> **WHAT THE TASK REQUIRES**: Go through each line of the records below and count those with the word "title". Give only the count.

> **RECORDED INFORMATION**:
——

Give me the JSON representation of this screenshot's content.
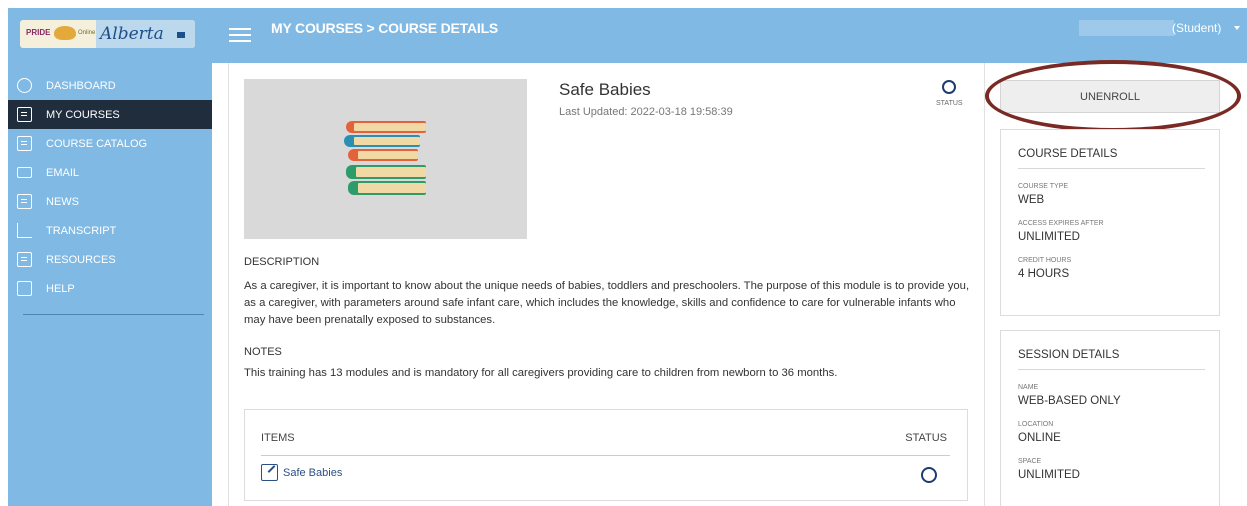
{
  "header": {
    "logo": {
      "pride_text": "PRIDE",
      "online_text": "Online",
      "alberta_text": "Alberta"
    },
    "breadcrumb": "MY COURSES  >  COURSE DETAILS",
    "user_role": "(Student)"
  },
  "sidebar": {
    "items": [
      {
        "label": "DASHBOARD",
        "icon": "dashboard-icon",
        "active": false
      },
      {
        "label": "MY COURSES",
        "icon": "my-courses-icon",
        "active": true
      },
      {
        "label": "COURSE CATALOG",
        "icon": "catalog-icon",
        "active": false
      },
      {
        "label": "EMAIL",
        "icon": "envelope-icon",
        "active": false
      },
      {
        "label": "NEWS",
        "icon": "news-icon",
        "active": false
      },
      {
        "label": "TRANSCRIPT",
        "icon": "transcript-chart-icon",
        "active": false
      },
      {
        "label": "RESOURCES",
        "icon": "download-icon",
        "active": false
      },
      {
        "label": "HELP",
        "icon": "help-chat-icon",
        "active": false
      }
    ]
  },
  "course": {
    "title": "Safe Babies",
    "last_updated": "Last Updated: 2022-03-18 19:58:39",
    "status_label": "STATUS",
    "description_heading": "DESCRIPTION",
    "description": "As a caregiver, it is important to know about the unique needs of babies, toddlers and preschoolers. The purpose of this module is to provide you, as a caregiver, with parameters around safe infant care, which includes the knowledge, skills and confidence to care for vulnerable infants who may have been prenatally exposed to substances.",
    "notes_heading": "NOTES",
    "notes": "This training has 13 modules and is mandatory for all caregivers providing care to children from newborn to 36 months.",
    "items_heading": "ITEMS",
    "items_status_heading": "STATUS",
    "items": [
      {
        "label": "Safe Babies"
      }
    ]
  },
  "actions": {
    "unenroll_label": "UNENROLL"
  },
  "course_details": {
    "title": "COURSE DETAILS",
    "fields": [
      {
        "label": "COURSE TYPE",
        "value": "WEB"
      },
      {
        "label": "ACCESS EXPIRES AFTER",
        "value": "UNLIMITED"
      },
      {
        "label": "CREDIT HOURS",
        "value": "4 HOURS"
      }
    ]
  },
  "session_details": {
    "title": "SESSION DETAILS",
    "fields": [
      {
        "label": "NAME",
        "value": "WEB-BASED ONLY"
      },
      {
        "label": "LOCATION",
        "value": "ONLINE"
      },
      {
        "label": "SPACE",
        "value": "UNLIMITED"
      }
    ]
  },
  "colors": {
    "brand_blue": "#7fb9e4",
    "active_nav": "#1f2d3d",
    "link_blue": "#2c4f84",
    "highlight_oval": "#7a2a25"
  }
}
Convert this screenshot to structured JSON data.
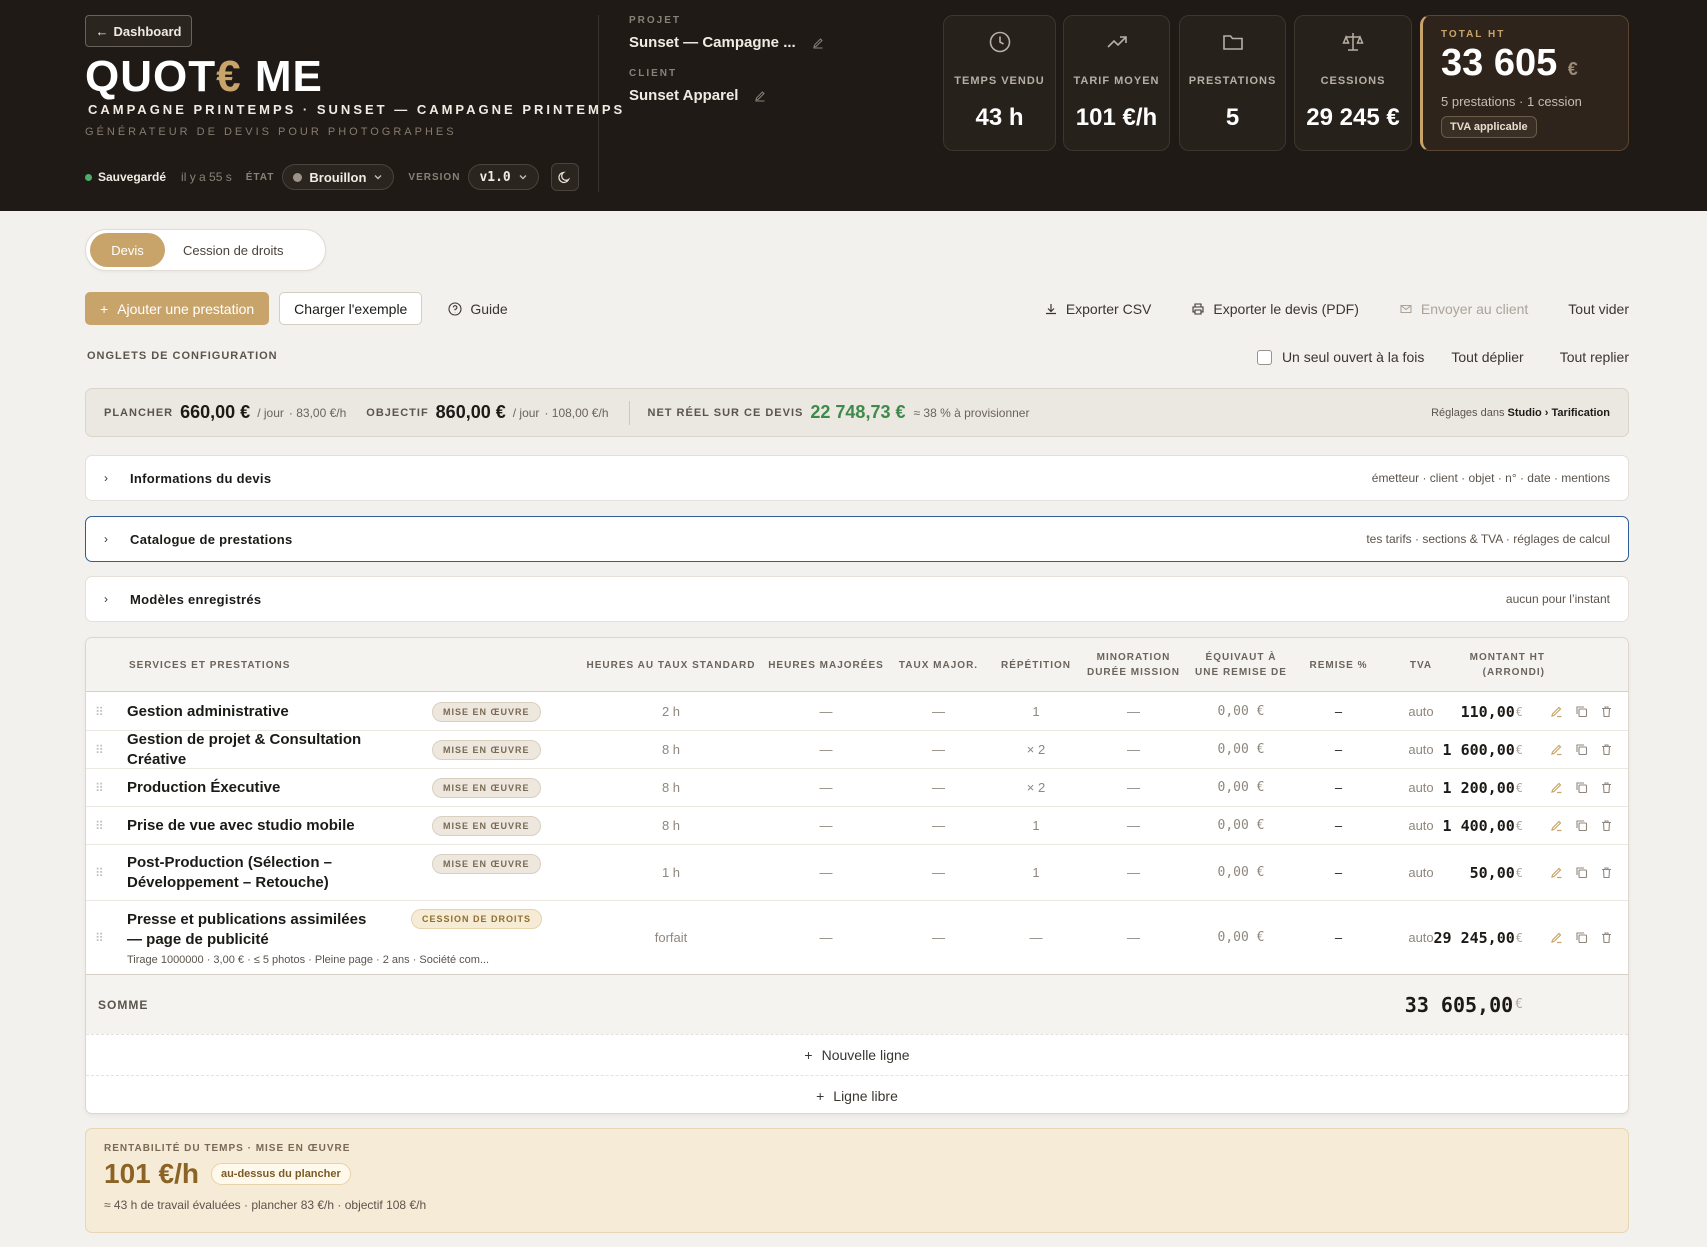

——

> **SOLUTION TO THIS TASK**: 3